Items from a data source -
----

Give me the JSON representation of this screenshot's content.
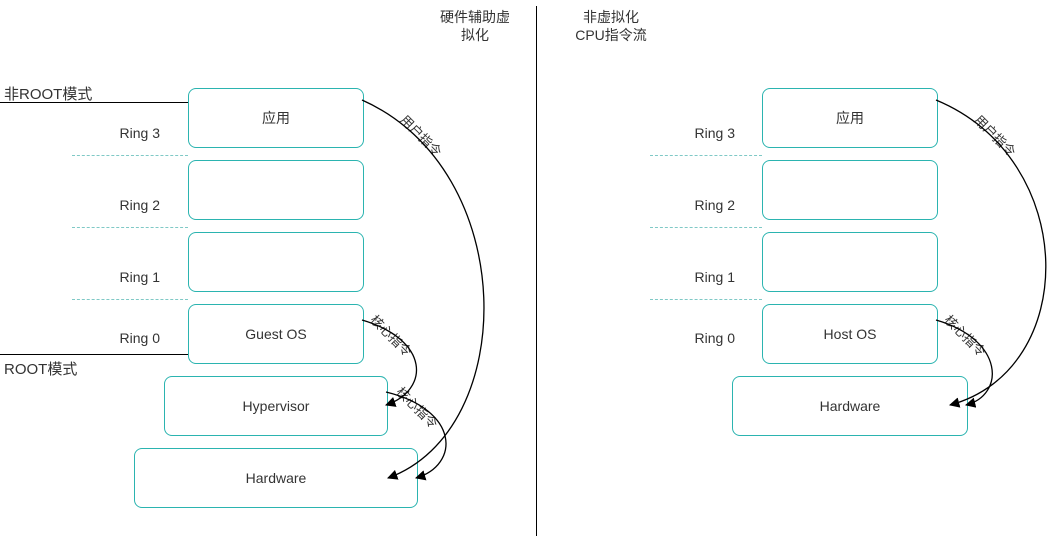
{
  "left": {
    "title": "硬件辅助虚\n拟化",
    "mode_nonroot": "非ROOT模式",
    "mode_root": "ROOT模式",
    "rings": [
      "Ring 3",
      "Ring 2",
      "Ring 1",
      "Ring 0"
    ],
    "boxes": {
      "app": "应用",
      "ring2": "",
      "ring1": "",
      "guest": "Guest OS",
      "hyper": "Hypervisor",
      "hw": "Hardware"
    },
    "arcs": {
      "user": "用户指令",
      "kernel1": "核心指令",
      "kernel2": "核心指令"
    }
  },
  "right": {
    "title": "非虚拟化\nCPU指令流",
    "rings": [
      "Ring 3",
      "Ring 2",
      "Ring 1",
      "Ring 0"
    ],
    "boxes": {
      "app": "应用",
      "ring2": "",
      "ring1": "",
      "host": "Host OS",
      "hw": "Hardware"
    },
    "arcs": {
      "user": "用户指令",
      "kernel": "核心指令"
    }
  },
  "colors": {
    "box_border": "#2bb4b0",
    "line": "#000",
    "dash": "#7fc9c6"
  }
}
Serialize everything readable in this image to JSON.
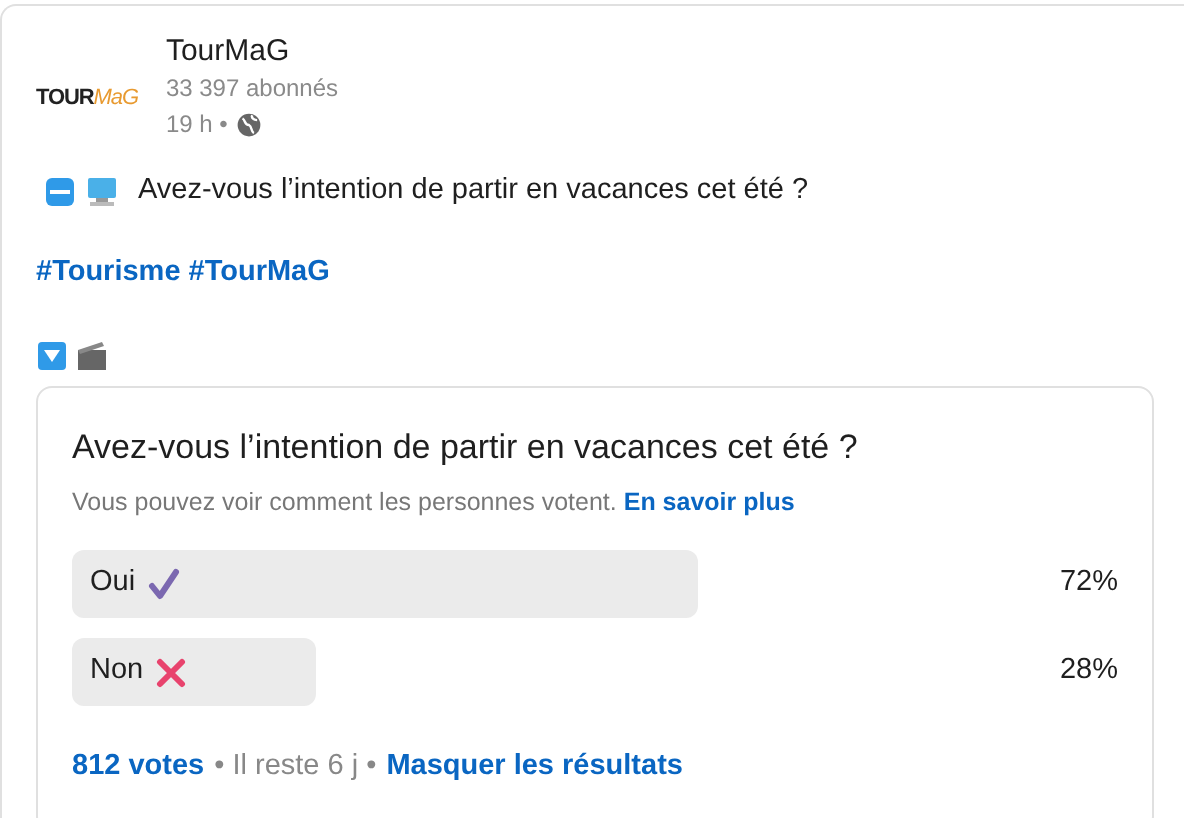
{
  "author": {
    "logo_text": "TOUR",
    "logo_accent": "MaG",
    "name": "TourMaG",
    "followers": "33 397 abonnés",
    "time": "19 h •"
  },
  "post": {
    "text": "Avez-vous l’intention de partir en vacances cet été ?",
    "hashtags": "#Tourisme #TourMaG"
  },
  "poll": {
    "question": "Avez-vous l’intention de partir en vacances cet été ?",
    "note": "Vous pouvez voir comment les personnes votent.",
    "note_link": "En savoir plus",
    "options": [
      {
        "label": "Oui",
        "kind": "check",
        "percent": "72%"
      },
      {
        "label": "Non",
        "kind": "cross",
        "percent": "28%"
      }
    ],
    "votes": "812 votes",
    "remaining": "• Il reste 6 j •",
    "hide_results": "Masquer les résultats"
  }
}
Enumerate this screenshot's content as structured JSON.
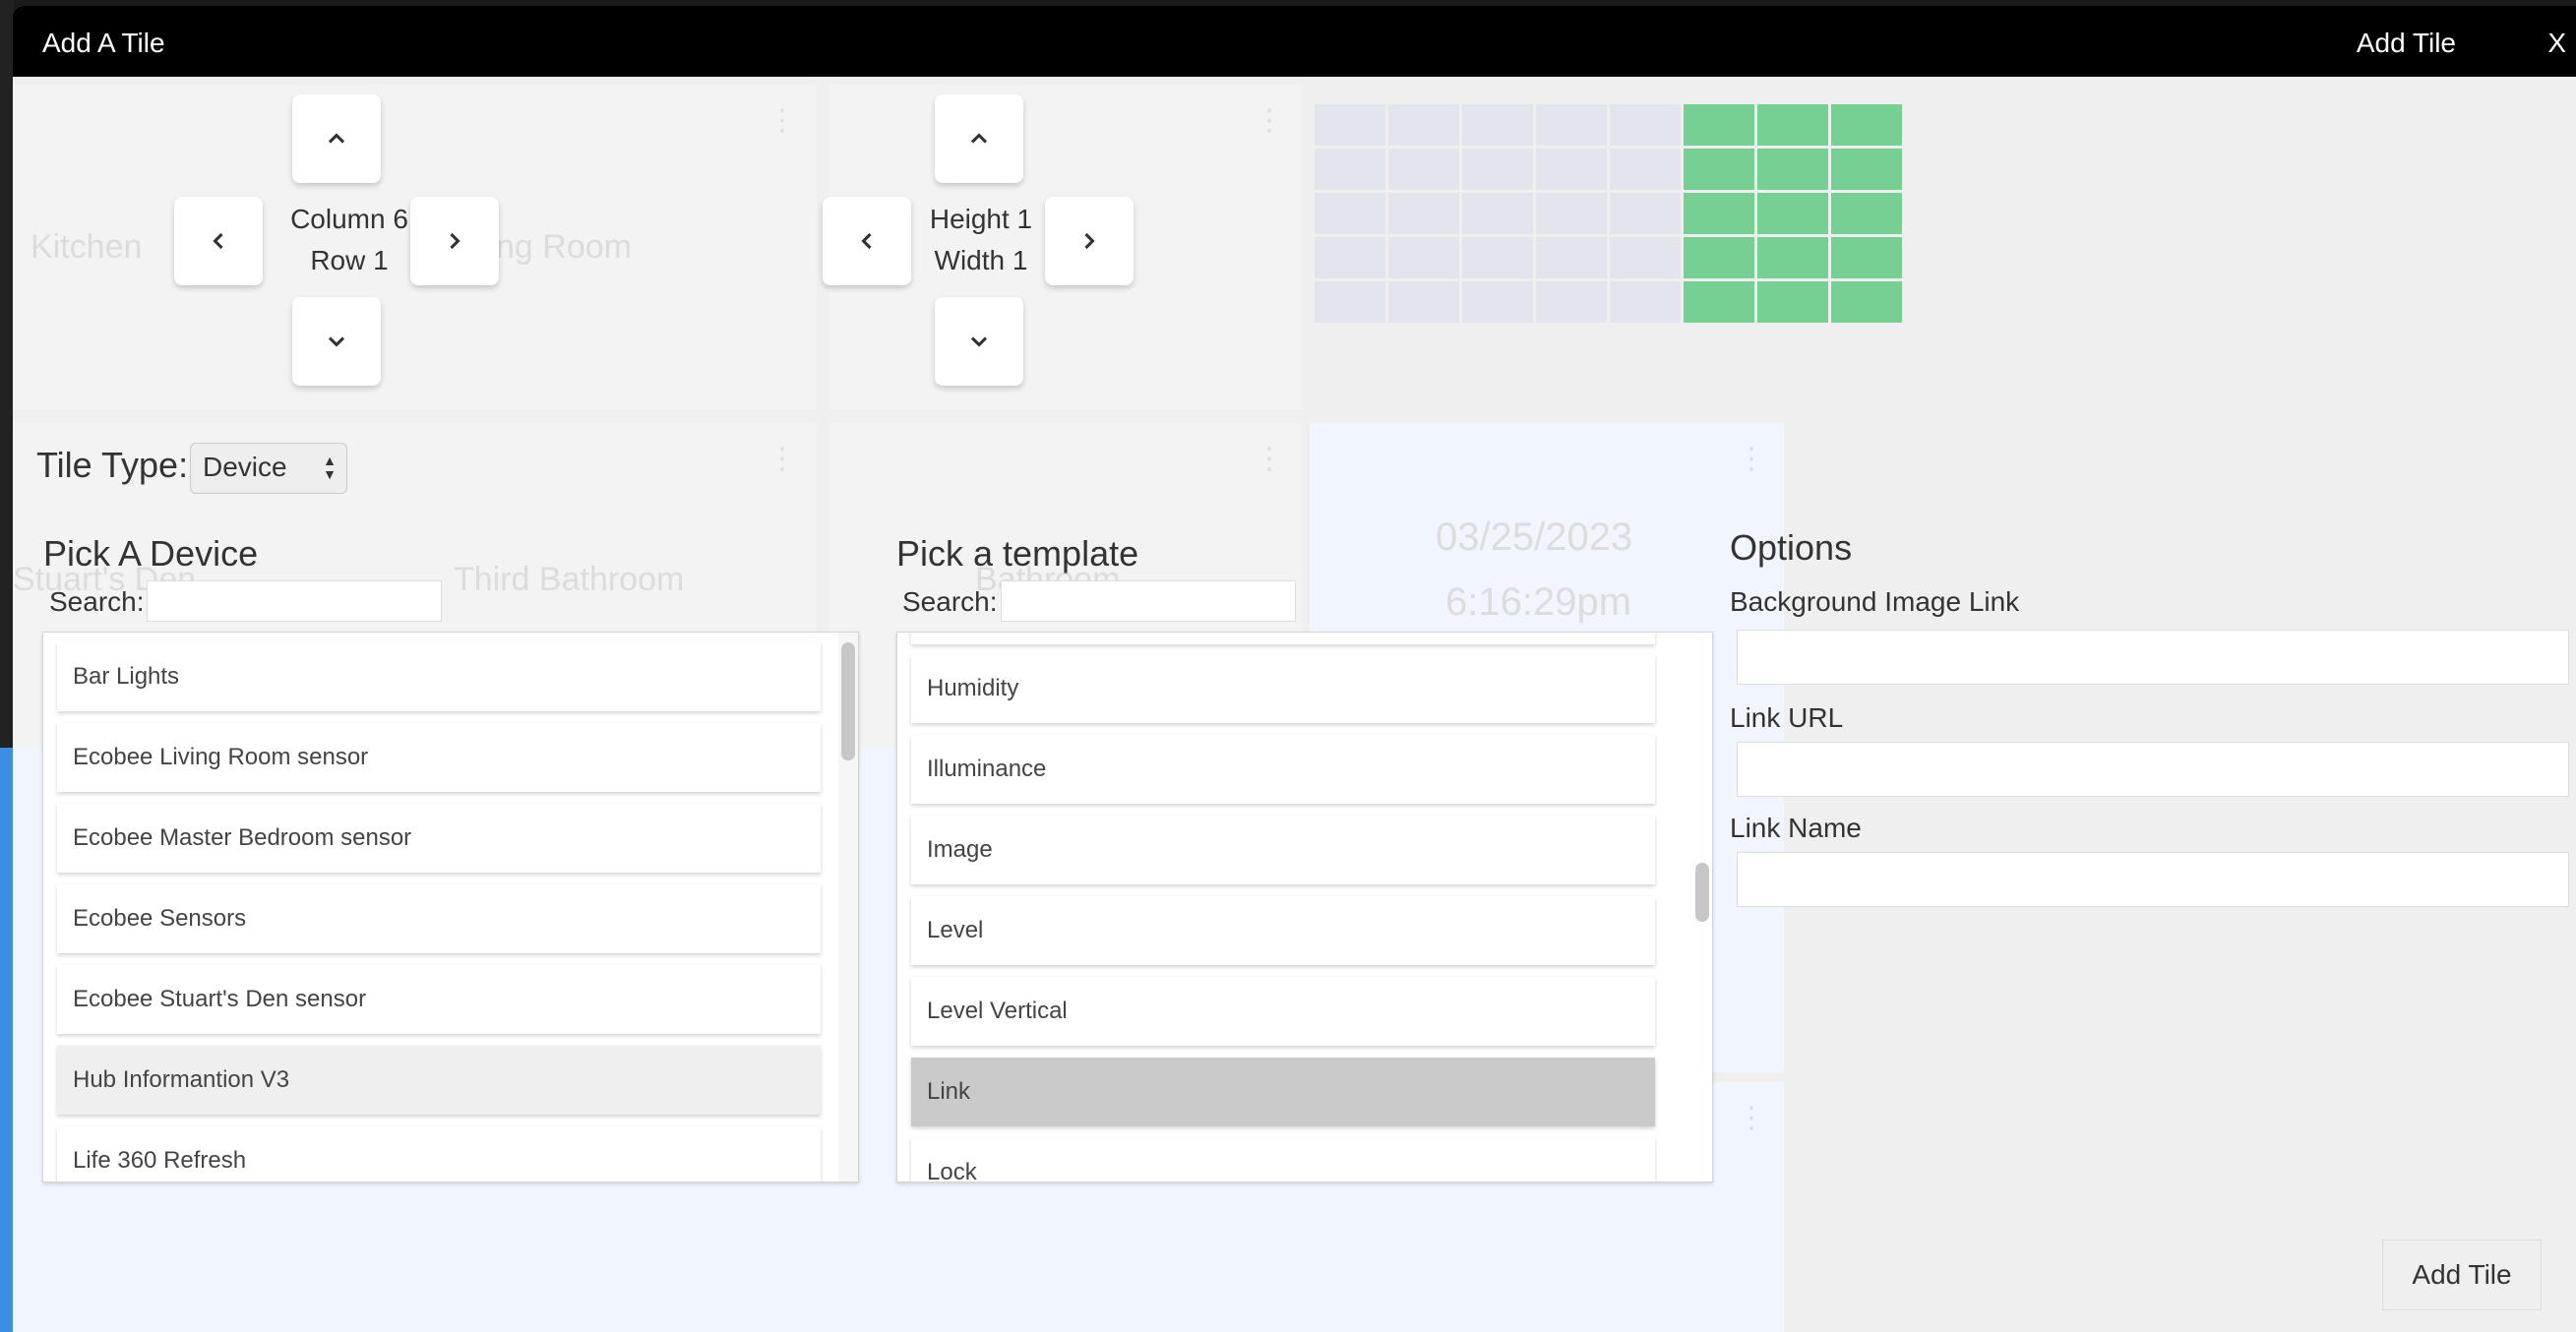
{
  "dialog": {
    "title": "Add A Tile",
    "add_tile_label": "Add Tile",
    "close_label": "X"
  },
  "background_tiles": {
    "kitchen": "Kitchen",
    "living_room": "Living Room",
    "stuart_den": "Stuart's Den",
    "third_bathroom": "Third Bathroom",
    "bathroom": "Bathroom",
    "date": "03/25/2023",
    "time": "6:16:29pm"
  },
  "position": {
    "column_label": "Column 6",
    "row_label": "Row 1"
  },
  "size": {
    "height_label": "Height 1",
    "width_label": "Width 1"
  },
  "grid_preview": {
    "columns": 8,
    "rows": 5,
    "highlighted_columns": [
      6,
      7,
      8
    ]
  },
  "tile_type": {
    "label": "Tile Type:",
    "value": "Device"
  },
  "devices": {
    "title": "Pick A Device",
    "search_label": "Search:",
    "search_value": "",
    "items": [
      "Bar Lights",
      "Ecobee Living Room sensor",
      "Ecobee Master Bedroom sensor",
      "Ecobee Sensors",
      "Ecobee Stuart's Den sensor",
      "Hub Informantion V3",
      "Life 360 Refresh"
    ],
    "hovered": "Hub Informantion V3"
  },
  "templates": {
    "title": "Pick a template",
    "search_label": "Search:",
    "search_value": "",
    "items": [
      "Humidity",
      "Illuminance",
      "Image",
      "Level",
      "Level Vertical",
      "Link",
      "Lock"
    ],
    "selected": "Link"
  },
  "options": {
    "title": "Options",
    "fields": [
      {
        "label": "Background Image Link",
        "value": ""
      },
      {
        "label": "Link URL",
        "value": ""
      },
      {
        "label": "Link Name",
        "value": ""
      }
    ]
  },
  "footer": {
    "add_tile_label": "Add Tile"
  },
  "colors": {
    "titlebar": "#000000",
    "grid_highlight": "#77d093",
    "grid_cell": "#e2e6ec",
    "selected_item": "#cacaca"
  }
}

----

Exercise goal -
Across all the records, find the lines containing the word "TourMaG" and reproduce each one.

Expected answer -
    "name": "TourMaG",
    "hashtags": "#Tourisme #TourMaG"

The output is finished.